*WHAT NEEDS TO BE DONE:* An exact, complete copy of the entries below is required, minus any pictures.

(Component data from apps and pages)
|---|

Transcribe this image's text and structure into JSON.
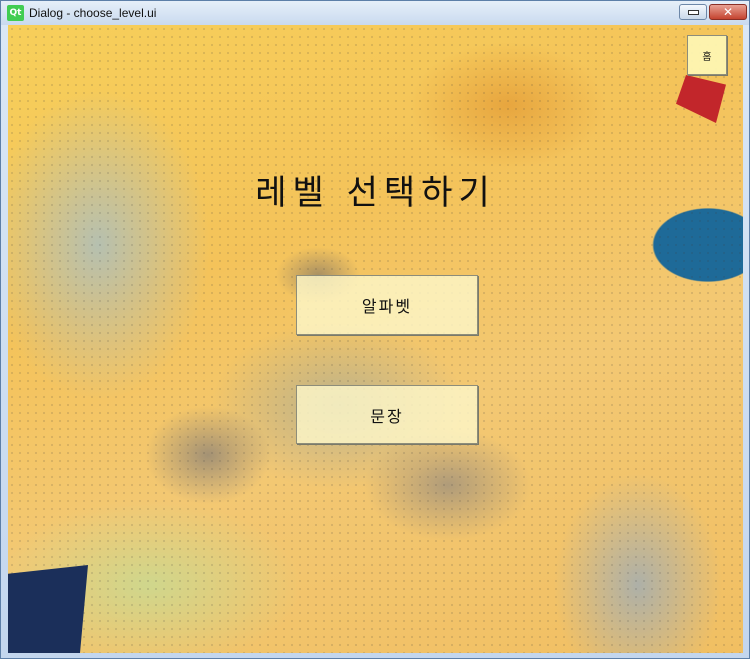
{
  "window": {
    "app_icon": "Qt",
    "title": "Dialog - choose_level.ui",
    "close_label": "✕"
  },
  "main": {
    "heading": "레벨 선택하기",
    "alphabet_button": "알파벳",
    "sentence_button": "문장",
    "home_button": "홈"
  }
}
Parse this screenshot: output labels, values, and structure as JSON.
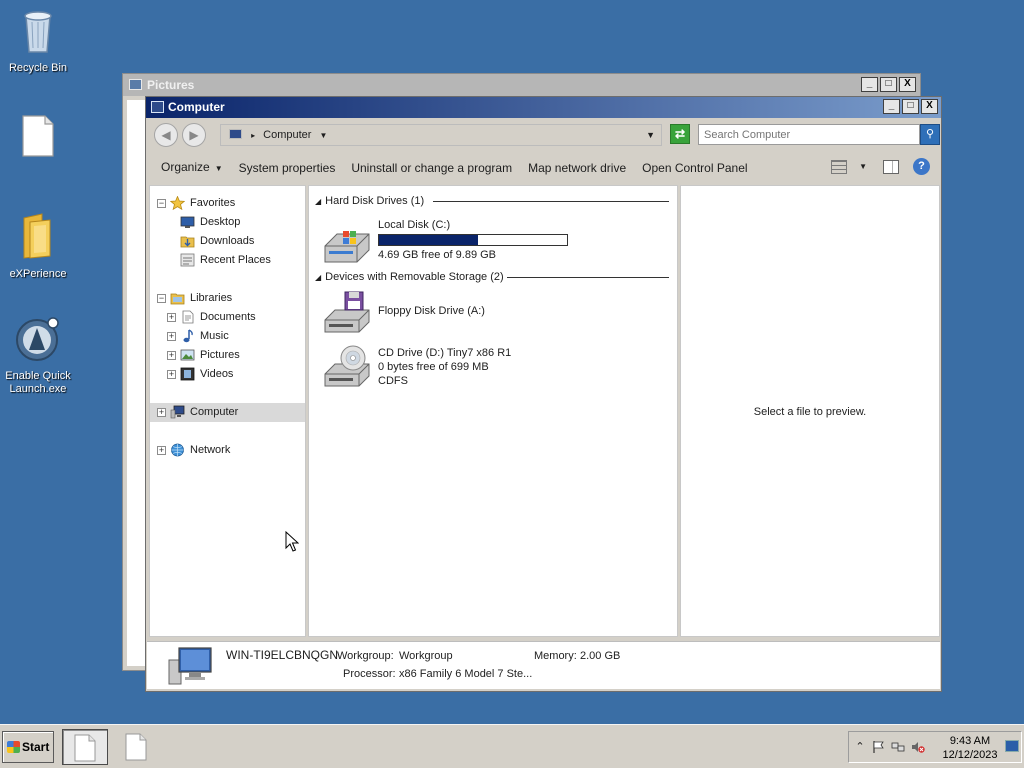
{
  "desktop": {
    "icons": [
      {
        "label": "Recycle Bin",
        "icon": "recycle-bin-icon"
      },
      {
        "label": "",
        "icon": "blank-document-icon"
      },
      {
        "label": "eXPerience",
        "icon": "folder-icon"
      },
      {
        "label": "Enable Quick Launch.exe",
        "icon": "quick-launch-app-icon"
      }
    ]
  },
  "back_window": {
    "title": "Pictures",
    "controls": [
      "_",
      "□",
      "X"
    ]
  },
  "window": {
    "title": "Computer",
    "controls": {
      "minimize": "_",
      "maximize": "□",
      "close": "X"
    },
    "address": {
      "location": "Computer",
      "separator": "▸"
    },
    "search": {
      "placeholder": "Search Computer"
    },
    "toolbar": {
      "organize": "Organize",
      "system_properties": "System properties",
      "uninstall": "Uninstall or change a program",
      "map_drive": "Map network drive",
      "control_panel": "Open Control Panel"
    },
    "nav_pane": {
      "favorites": "Favorites",
      "desktop": "Desktop",
      "downloads": "Downloads",
      "recent_places": "Recent Places",
      "libraries": "Libraries",
      "documents": "Documents",
      "music": "Music",
      "pictures": "Pictures",
      "videos": "Videos",
      "computer": "Computer",
      "network": "Network"
    },
    "content": {
      "group_hdd": "Hard Disk Drives (1)",
      "group_removable": "Devices with Removable Storage (2)",
      "local_disk": {
        "name": "Local Disk (C:)",
        "free_text": "4.69 GB free of 9.89 GB",
        "used_fraction": 0.526
      },
      "floppy": {
        "name": "Floppy Disk Drive (A:)"
      },
      "cd": {
        "name": "CD Drive (D:) Tiny7 x86 R1",
        "free_text": "0 bytes free of 699 MB",
        "fs": "CDFS"
      }
    },
    "preview": {
      "text": "Select a file to preview."
    },
    "details": {
      "computer_name": "WIN-TI9ELCBNQGN",
      "workgroup_label": "Workgroup:",
      "workgroup_value": "Workgroup",
      "memory_label": "Memory:",
      "memory_value": "2.00 GB",
      "processor_label": "Processor:",
      "processor_value": "x86 Family 6 Model 7 Ste..."
    }
  },
  "taskbar": {
    "start_label": "Start",
    "clock_time": "9:43 AM",
    "clock_date": "12/12/2023",
    "tray_icons": [
      "chevron-up-icon",
      "flag-icon",
      "network-icon",
      "volume-muted-icon"
    ]
  },
  "colors": {
    "desktop": "#3a6ea5",
    "titlebar_start": "#0a246a",
    "titlebar_end": "#7b9dcc",
    "disk_bar": "#0a246a"
  }
}
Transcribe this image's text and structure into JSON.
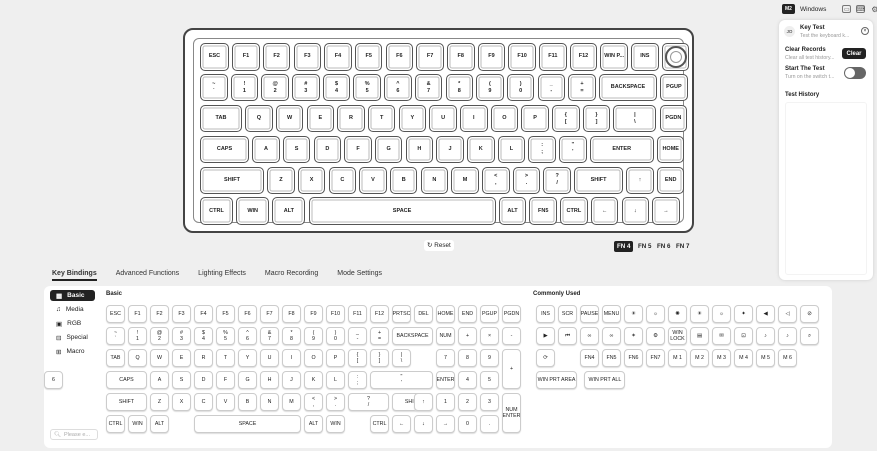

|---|

*RESULT OF THIS TASK:*
Transcribe this image's text and structure into JSON.
{
  "window": {
    "app_icon": "Qt",
    "title": "Dialog - choose_level.ui",
    "close_label": "✕"
  },
  "main": {
    "heading": "레벨 선택하기",
    "alphabet_button": "알파벳",
    "sentence_button": "문장",
    "home_button": "홈"
  }
}
Parse this screenshot: output labels, values, and structure as JSON.
{
  "desktop": {
    "icons": [
      {
        "label": "Recycle Bin",
        "icon": "recycle-bin-icon"
      },
      {
        "label": "",
        "icon": "blank-document-icon"
      },
      {
        "label": "eXPerience",
        "icon": "folder-icon"
      },
      {
        "label": "Enable Quick Launch.exe",
        "icon": "quick-launch-app-icon"
      }
    ]
  },
  "back_window": {
    "title": "Pictures",
    "controls": [
      "_",
      "□",
      "X"
    ]
  },
  "window": {
    "title": "Computer",
    "controls": {
      "minimize": "_",
      "maximize": "□",
      "close": "X"
    },
    "address": {
      "location": "Computer",
      "separator": "▸"
    },
    "search": {
      "placeholder": "Search Computer"
    },
    "toolbar": {
      "organize": "Organize",
      "system_properties": "System properties",
      "uninstall": "Uninstall or change a program",
      "map_drive": "Map network drive",
      "control_panel": "Open Control Panel"
    },
    "nav_pane": {
      "favorites": "Favorites",
      "desktop": "Desktop",
      "downloads": "Downloads",
      "recent_places": "Recent Places",
      "libraries": "Libraries",
      "documents": "Documents",
      "music": "Music",
      "pictures": "Pictures",
      "videos": "Videos",
      "computer": "Computer",
      "network": "Network"
    },
    "content": {
      "group_hdd": "Hard Disk Drives (1)",
      "group_removable": "Devices with Removable Storage (2)",
      "local_disk": {
        "name": "Local Disk (C:)",
        "free_text": "4.69 GB free of 9.89 GB",
        "used_fraction": 0.526
      },
      "floppy": {
        "name": "Floppy Disk Drive (A:)"
      },
      "cd": {
        "name": "CD Drive (D:) Tiny7 x86 R1",
        "free_text": "0 bytes free of 699 MB",
        "fs": "CDFS"
      }
    },
    "preview": {
      "text": "Select a file to preview."
    },
    "details": {
      "computer_name": "WIN-TI9ELCBNQGN",
      "workgroup_label": "Workgroup:",
      "workgroup_value": "Workgroup",
      "memory_label": "Memory:",
      "memory_value": "2.00 GB",
      "processor_label": "Processor:",
      "processor_value": "x86 Family 6 Model 7 Ste..."
    }
  },
  "taskbar": {
    "start_label": "Start",
    "clock_time": "9:43 AM",
    "clock_date": "12/12/2023",
    "tray_icons": [
      "chevron-up-icon",
      "flag-icon",
      "network-icon",
      "volume-muted-icon"
    ]
  },
  "colors": {
    "desktop": "#3a6ea5",
    "titlebar_start": "#0a246a",
    "titlebar_end": "#7b9dcc",
    "disk_bar": "#0a246a"
  }
}
Transcribe this image's text and structure into JSON.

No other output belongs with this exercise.